He was afterwards brevetted captain for conduct in the capture of Mexico
, and his commission was dated back to that period.
Upon his return, his company was stationed at West Point
, and he remained there with them till June, 1851, much of the time in command.
His leisure hours were spent in studies connected with his profession.
Among other things, he prepared an elaborate lecture upon the campaign of Napoleon
in 1812, which was read before a literary society.
Of this discourse he thus speaks in a letter to his sister-in-law :--“Well, it is over at last; and glad I am of it. I read the last part of my Napoleon
paper last night.
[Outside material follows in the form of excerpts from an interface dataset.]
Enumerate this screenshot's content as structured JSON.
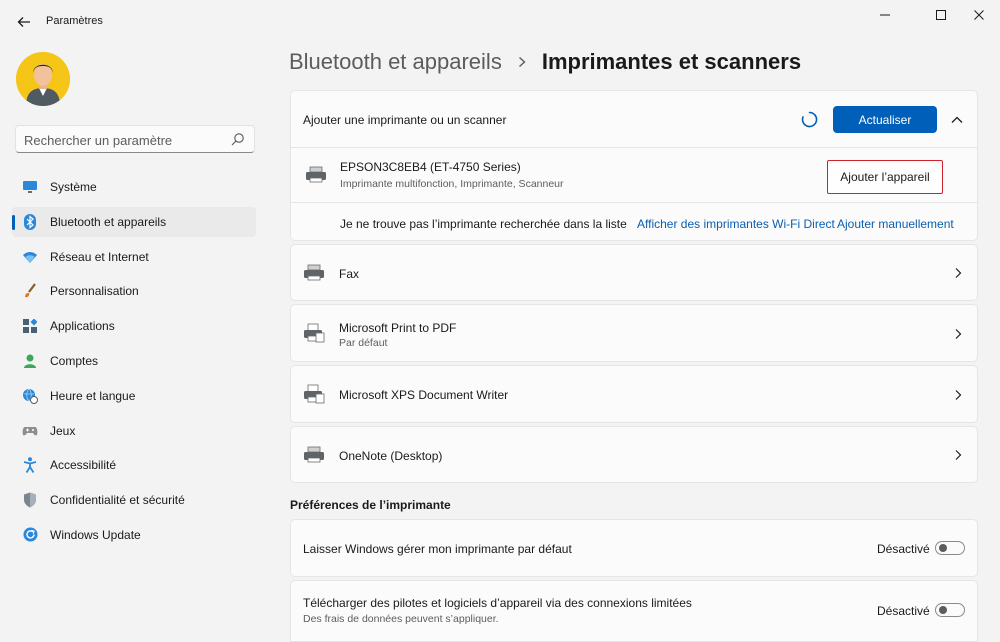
{
  "app": {
    "title": "Paramètres"
  },
  "search": {
    "placeholder": "Rechercher un paramètre"
  },
  "sidebar": {
    "items": [
      {
        "label": "Système",
        "icon": "monitor-icon",
        "active": false
      },
      {
        "label": "Bluetooth et appareils",
        "icon": "bluetooth-icon",
        "active": true
      },
      {
        "label": "Réseau et Internet",
        "icon": "wifi-icon",
        "active": false
      },
      {
        "label": "Personnalisation",
        "icon": "brush-icon",
        "active": false
      },
      {
        "label": "Applications",
        "icon": "apps-icon",
        "active": false
      },
      {
        "label": "Comptes",
        "icon": "person-icon",
        "active": false
      },
      {
        "label": "Heure et langue",
        "icon": "globe-clock-icon",
        "active": false
      },
      {
        "label": "Jeux",
        "icon": "gamepad-icon",
        "active": false
      },
      {
        "label": "Accessibilité",
        "icon": "accessibility-icon",
        "active": false
      },
      {
        "label": "Confidentialité et sécurité",
        "icon": "shield-icon",
        "active": false
      },
      {
        "label": "Windows Update",
        "icon": "update-icon",
        "active": false
      }
    ]
  },
  "breadcrumb": {
    "parent": "Bluetooth et appareils",
    "current": "Imprimantes et scanners"
  },
  "add_section": {
    "title": "Ajouter une imprimante ou un scanner",
    "refresh_label": "Actualiser",
    "found_device": {
      "name": "EPSON3C8EB4 (ET-4750 Series)",
      "description": "Imprimante multifonction, Imprimante, Scanneur",
      "add_label": "Ajouter l’appareil"
    },
    "not_listed_text": "Je ne trouve pas l’imprimante recherchée dans la liste",
    "wifi_direct_link": "Afficher des imprimantes Wi-Fi Direct",
    "manual_link": "Ajouter manuellement"
  },
  "printers": [
    {
      "name": "Fax",
      "subtitle": ""
    },
    {
      "name": "Microsoft Print to PDF",
      "subtitle": "Par défaut"
    },
    {
      "name": "Microsoft XPS Document Writer",
      "subtitle": ""
    },
    {
      "name": "OneNote (Desktop)",
      "subtitle": ""
    }
  ],
  "preferences": {
    "title": "Préférences de l’imprimante",
    "items": [
      {
        "label": "Laisser Windows gérer mon imprimante par défaut",
        "sublabel": "",
        "state": "Désactivé",
        "on": false
      },
      {
        "label": "Télécharger des pilotes et logiciels d’appareil via des connexions limitées",
        "sublabel": "Des frais de données peuvent s’appliquer.",
        "state": "Désactivé",
        "on": false
      }
    ]
  },
  "colors": {
    "accent": "#005fb8",
    "highlight_border": "#d0212a",
    "link": "#0a5fb0",
    "background": "#f3f3f3",
    "card": "#fbfbfb"
  }
}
I have been working hard at it ever since my return, and the ink was hardly dry on the last part when it was read.
The affair amounted to one hundred and eleven pages in all; and they compliment me by saying that it gave a clear explanation of the campaign: so I am contented.
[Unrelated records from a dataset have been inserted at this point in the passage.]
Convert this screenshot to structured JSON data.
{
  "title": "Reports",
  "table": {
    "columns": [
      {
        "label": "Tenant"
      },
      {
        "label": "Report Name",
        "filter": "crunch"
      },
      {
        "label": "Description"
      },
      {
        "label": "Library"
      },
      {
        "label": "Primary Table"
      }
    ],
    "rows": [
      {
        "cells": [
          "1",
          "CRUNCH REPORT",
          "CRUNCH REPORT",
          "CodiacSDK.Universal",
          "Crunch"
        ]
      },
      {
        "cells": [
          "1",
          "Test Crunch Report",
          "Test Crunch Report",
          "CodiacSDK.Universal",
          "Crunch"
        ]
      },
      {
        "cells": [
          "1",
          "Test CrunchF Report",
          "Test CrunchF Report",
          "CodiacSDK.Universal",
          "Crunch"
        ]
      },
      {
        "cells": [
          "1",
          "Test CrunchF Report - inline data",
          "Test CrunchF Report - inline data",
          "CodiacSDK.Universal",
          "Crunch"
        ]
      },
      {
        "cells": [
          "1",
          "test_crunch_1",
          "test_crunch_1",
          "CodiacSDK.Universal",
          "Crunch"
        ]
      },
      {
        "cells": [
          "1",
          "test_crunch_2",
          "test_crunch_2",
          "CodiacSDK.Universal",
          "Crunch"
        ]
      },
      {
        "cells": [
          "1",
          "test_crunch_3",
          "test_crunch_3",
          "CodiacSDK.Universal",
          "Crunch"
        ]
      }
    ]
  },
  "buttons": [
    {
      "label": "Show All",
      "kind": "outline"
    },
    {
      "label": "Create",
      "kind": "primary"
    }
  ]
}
I hardly know, but I have an indefinite idea that we have had fine weather since I returned.
I have some indistinct ideas of sunshine, and some of rain; but I have been so intently occupied with the one subject that I have thought of but little else.
Now I must go to work with my company.
I've enough to do to occupy half a dozen persons for a while; but I rather think I can get through it. I have had no time to read any of Schiller
; but now I will go at it. I have some thought of writing a paper on the Thirty Years War for our club.”
His familiar letters breathe a strong desire for a more stirring and active life than that he was now